The Interfax news agency quoted Justice Ministry attorney Svetlana Borisova in court as saying the Jehovah’s Witnesses pose a threat to Russians.
'They pose a threat to the rights of the citizens, public order and public security,' she told the court.Confirming the ruling, the religious group said:
'We are greatly disappointed by this development and deeply concerned about how this will affect our religious activity,”Yaroslav Sivulskiy, a spokesman for Jehovah's Witnesses in Russia, said in emailed comments.

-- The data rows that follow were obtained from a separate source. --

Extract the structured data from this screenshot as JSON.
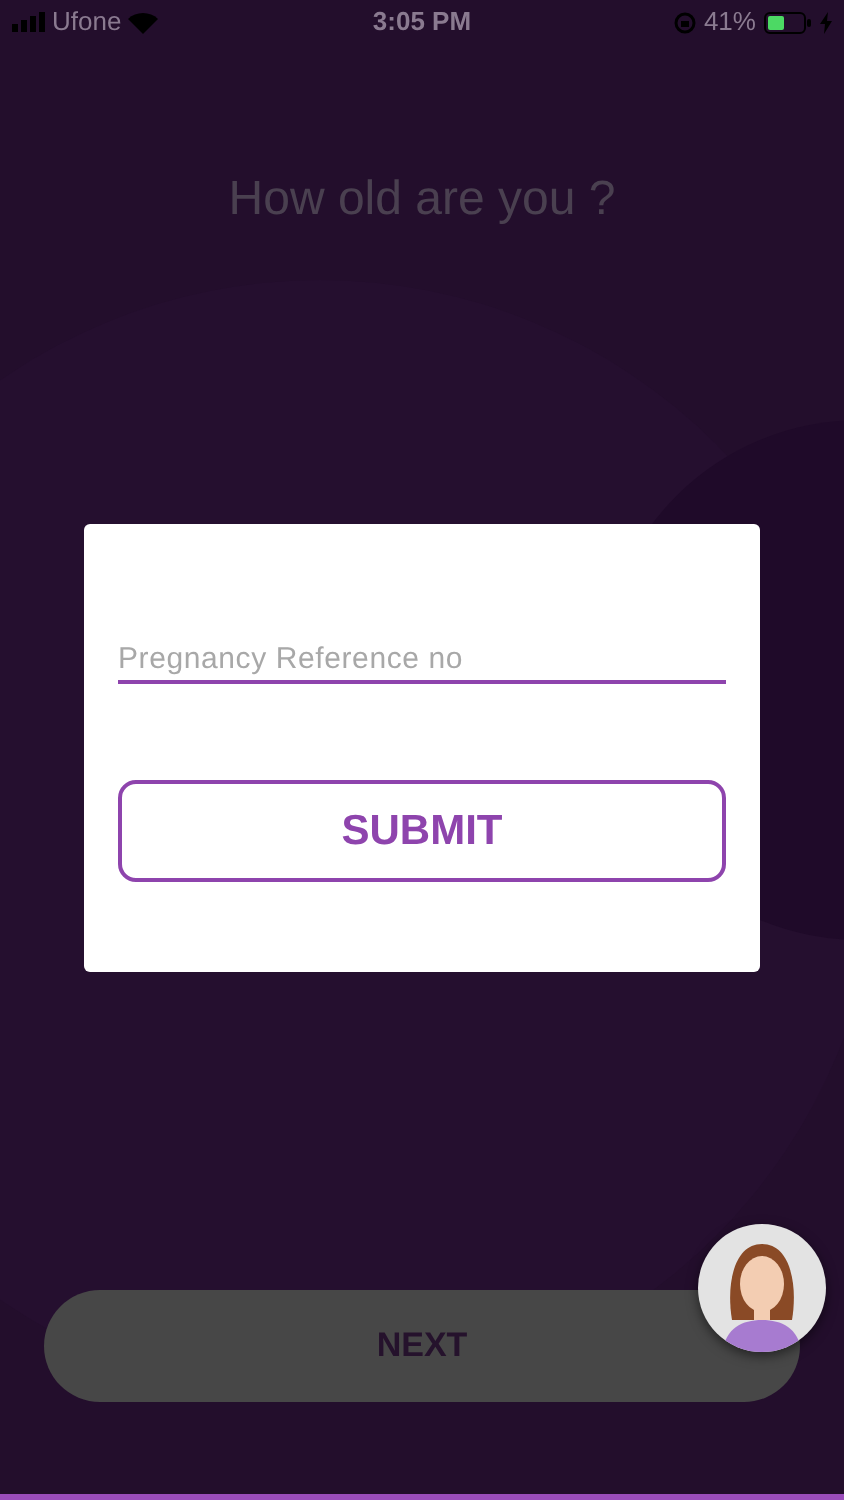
{
  "status_bar": {
    "carrier": "Ufone",
    "time": "3:05 PM",
    "battery": "41%"
  },
  "question": "How old are you ?",
  "next_button": {
    "label": "NEXT",
    "disabled": true
  },
  "dialog": {
    "field": {
      "placeholder": "Pregnancy Reference no"
    },
    "submit_button": {
      "label": "SUBMIT"
    }
  }
}
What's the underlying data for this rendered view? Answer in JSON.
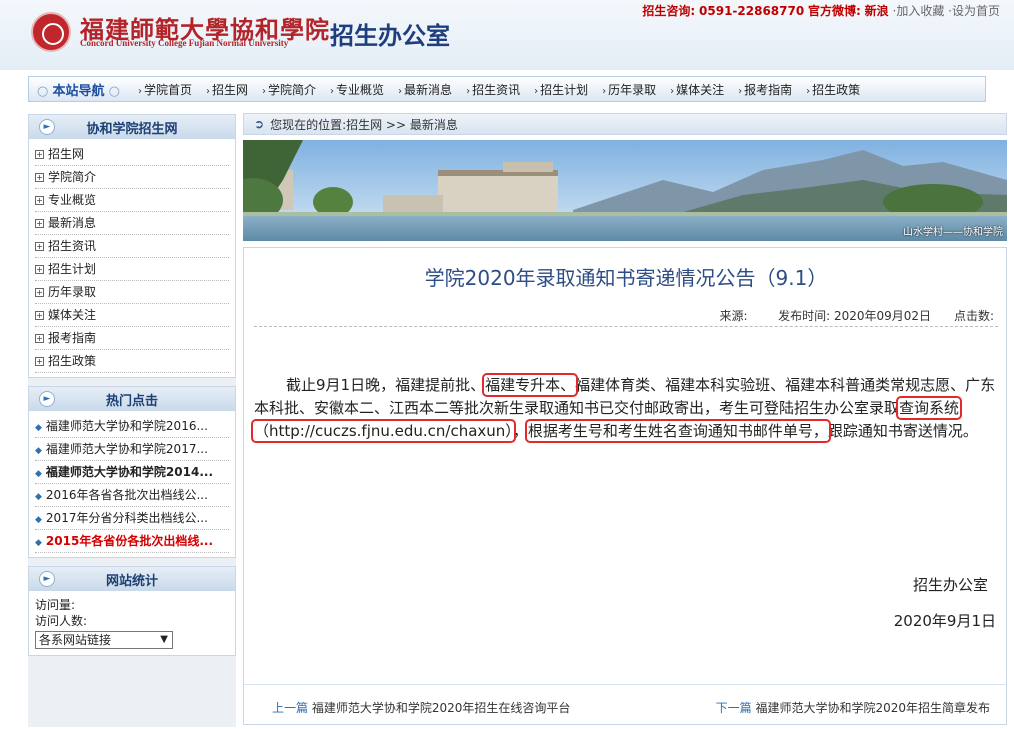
{
  "header": {
    "logo_cn": "福建師範大學協和學院",
    "logo_en": "Concord University College Fujian Normal University",
    "office": "招生办公室",
    "hotline_label": "招生咨询:",
    "hotline": "0591-22868770",
    "weibo_label": "官方微博:",
    "weibo": "新浪",
    "favorite": "·加入收藏",
    "homepage": "·设为首页"
  },
  "nav": {
    "title": "本站导航",
    "items": [
      "学院首页",
      "招生网",
      "学院简介",
      "专业概览",
      "最新消息",
      "招生资讯",
      "招生计划",
      "历年录取",
      "媒体关注",
      "报考指南",
      "招生政策"
    ]
  },
  "sidebar": {
    "site_title": "协和学院招生网",
    "links": [
      "招生网",
      "学院简介",
      "专业概览",
      "最新消息",
      "招生资讯",
      "招生计划",
      "历年录取",
      "媒体关注",
      "报考指南",
      "招生政策"
    ],
    "hot_title": "热门点击",
    "hot": [
      "福建师范大学协和学院2016...",
      "福建师范大学协和学院2017...",
      "福建师范大学协和学院2014...",
      "2016年各省各批次出档线公...",
      "2017年分省分科类出档线公...",
      "2015年各省份各批次出档线..."
    ],
    "stats_title": "网站统计",
    "visits_label": "访问量:",
    "visitors_label": "访问人数:",
    "select_value": "各系网站链接"
  },
  "breadcrumb": {
    "prefix": "您现在的位置:",
    "path": "招生网 >> 最新消息"
  },
  "banner": {
    "caption": "山水学村——协和学院"
  },
  "article": {
    "title": "学院2020年录取通知书寄递情况公告（9.1）",
    "source_label": "来源:",
    "date_label": "发布时间:",
    "date": "2020年09月02日",
    "clicks_label": "点击数:",
    "p1": "截止9月1日晚，福建提前批、",
    "h1": "福建专升本、",
    "p2": "福建体育类、福建本科实验班、福建本科普通类常规志愿、广东本科批、安徽本二、江西本二等批次新生录取通知书已交付邮政寄出，考生可登陆招生办公室录取",
    "h2": "查询系统（http://cuczs.fjnu.edu.cn/chaxun）",
    "p3": "，",
    "h3": "根据考生号和考生姓名查询通知书邮件单号，",
    "p4": "跟踪通知书寄送情况。",
    "signature": "招生办公室",
    "sign_date": "2020年9月1日"
  },
  "footer": {
    "prev_label": "上一篇",
    "prev_title": "福建师范大学协和学院2020年招生在线咨询平台",
    "next_label": "下一篇",
    "next_title": "福建师范大学协和学院2020年招生简章发布"
  }
}
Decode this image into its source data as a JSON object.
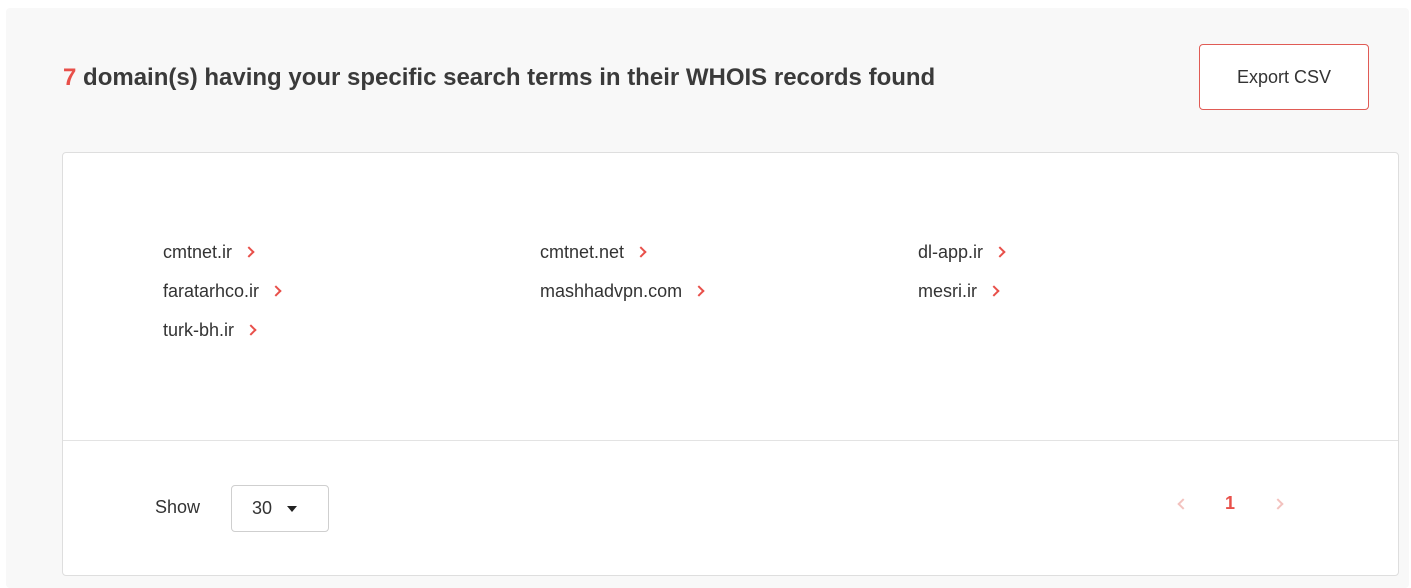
{
  "header": {
    "count": "7",
    "title_rest": " domain(s) having your specific search terms in their WHOIS records found",
    "export_label": "Export CSV"
  },
  "domains": [
    "cmtnet.ir",
    "cmtnet.net",
    "dl-app.ir",
    "faratarhco.ir",
    "mashhadvpn.com",
    "mesri.ir",
    "turk-bh.ir"
  ],
  "footer": {
    "show_label": "Show",
    "page_size": "30",
    "current_page": "1"
  },
  "colors": {
    "accent": "#e8504a",
    "accent_faded": "#f3c2bf",
    "border": "#dedede"
  },
  "icons": {
    "domain_arrow": "chevron-right-icon",
    "select_caret": "caret-down-icon",
    "prev": "chevron-left-icon",
    "next": "chevron-right-icon"
  }
}
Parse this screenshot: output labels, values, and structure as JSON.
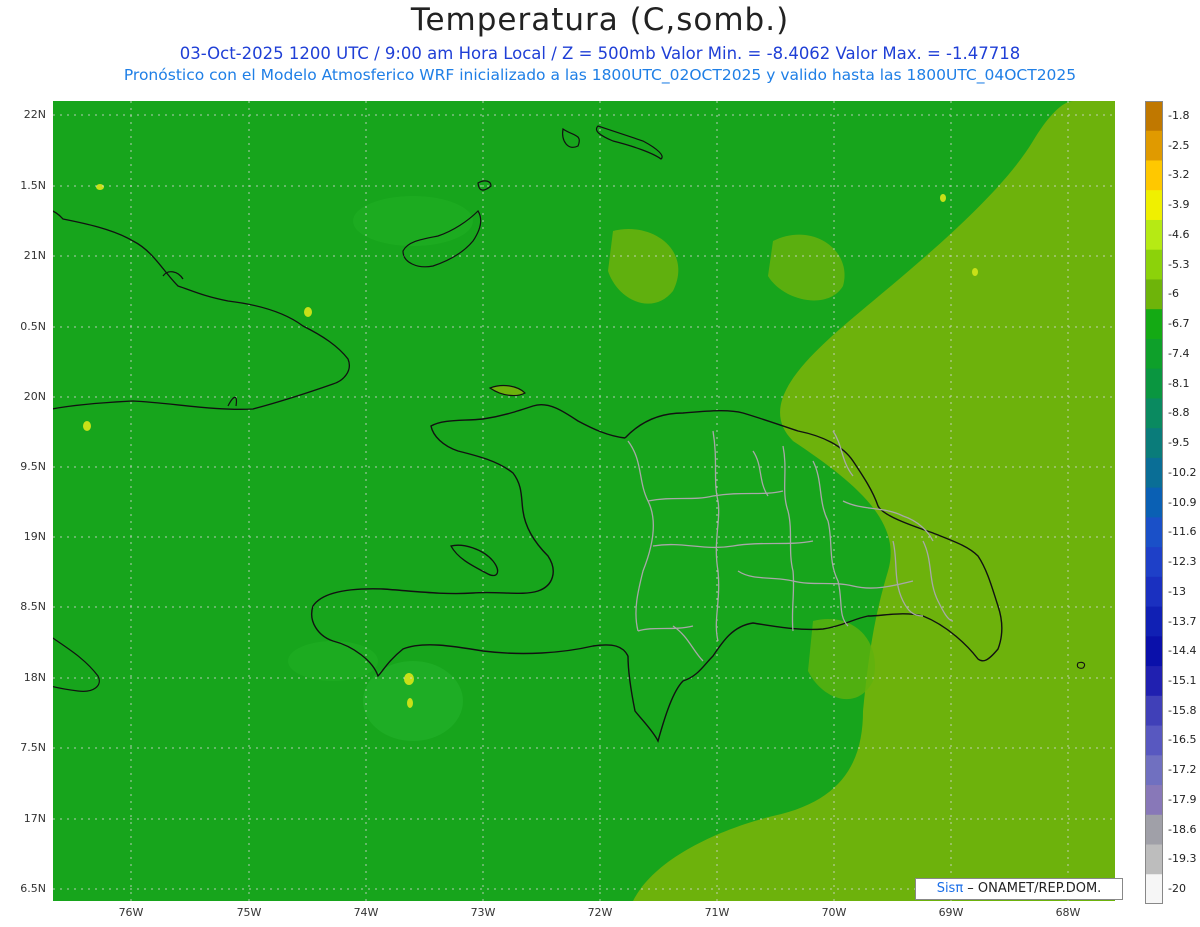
{
  "header": {
    "title": "Temperatura (C,somb.)",
    "line1": "03-Oct-2025  1200 UTC / 9:00 am Hora Local / Z = 500mb   Valor Min. = -8.4062  Valor Max. = -1.47718",
    "line2": "Pronóstico con el Modelo Atmosferico WRF inicializado a las 1800UTC_02OCT2025 y valido hasta las  1800UTC_04OCT2025"
  },
  "axes": {
    "y_labels": [
      "22N",
      "1.5N",
      "21N",
      "0.5N",
      "20N",
      "9.5N",
      "19N",
      "8.5N",
      "18N",
      "7.5N",
      "17N",
      "6.5N"
    ],
    "x_labels": [
      "76W",
      "75W",
      "74W",
      "73W",
      "72W",
      "71W",
      "70W",
      "69W",
      "68W"
    ]
  },
  "colorbar": {
    "labels": [
      "-1.8",
      "-2.5",
      "-3.2",
      "-3.9",
      "-4.6",
      "-5.3",
      "-6",
      "-6.7",
      "-7.4",
      "-8.1",
      "-8.8",
      "-9.5",
      "-10.2",
      "-10.9",
      "-11.6",
      "-12.3",
      "-13",
      "-13.7",
      "-14.4",
      "-15.1",
      "-15.8",
      "-16.5",
      "-17.2",
      "-17.9",
      "-18.6",
      "-19.3",
      "-20"
    ],
    "colors": [
      "#c07800",
      "#e09a00",
      "#ffc800",
      "#f0f000",
      "#b6ea14",
      "#8cd20a",
      "#6eb40a",
      "#14aa14",
      "#0ea02a",
      "#0a9640",
      "#0a8a60",
      "#0a7c7a",
      "#0a6e96",
      "#0a60b4",
      "#1a50c8",
      "#1e40c8",
      "#1a30c0",
      "#1020b4",
      "#0a10aa",
      "#2020b0",
      "#4040b8",
      "#5858c0",
      "#7070c0",
      "#8878b8",
      "#a0a0a8",
      "#bdbdbd",
      "#f6f6f6"
    ]
  },
  "credit": {
    "brand": "Sisπ",
    "text": " – ONAMET/REP.DOM."
  },
  "map_colors": {
    "ocean": "#17a51c",
    "warm_area": "#6db20c",
    "yellow_spot": "#c8e018"
  }
}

'We will appeal this decision, and we hope that our legal rights and protections as a peaceful religious group will be fully restored as soon as possible, the statement added. Interfax news agency quoted Sergei Cherepanov, a Jehovah's Witnesses representative, as saying that the group will appeal to the European Court of Human Rights. 'We will do everything possible,' he said.The ban would directly affect around 175,000 Jehovah’s Witnesses followers, a group which was legally registered as a religious group in Russia in 1991 and re-registered in 1999.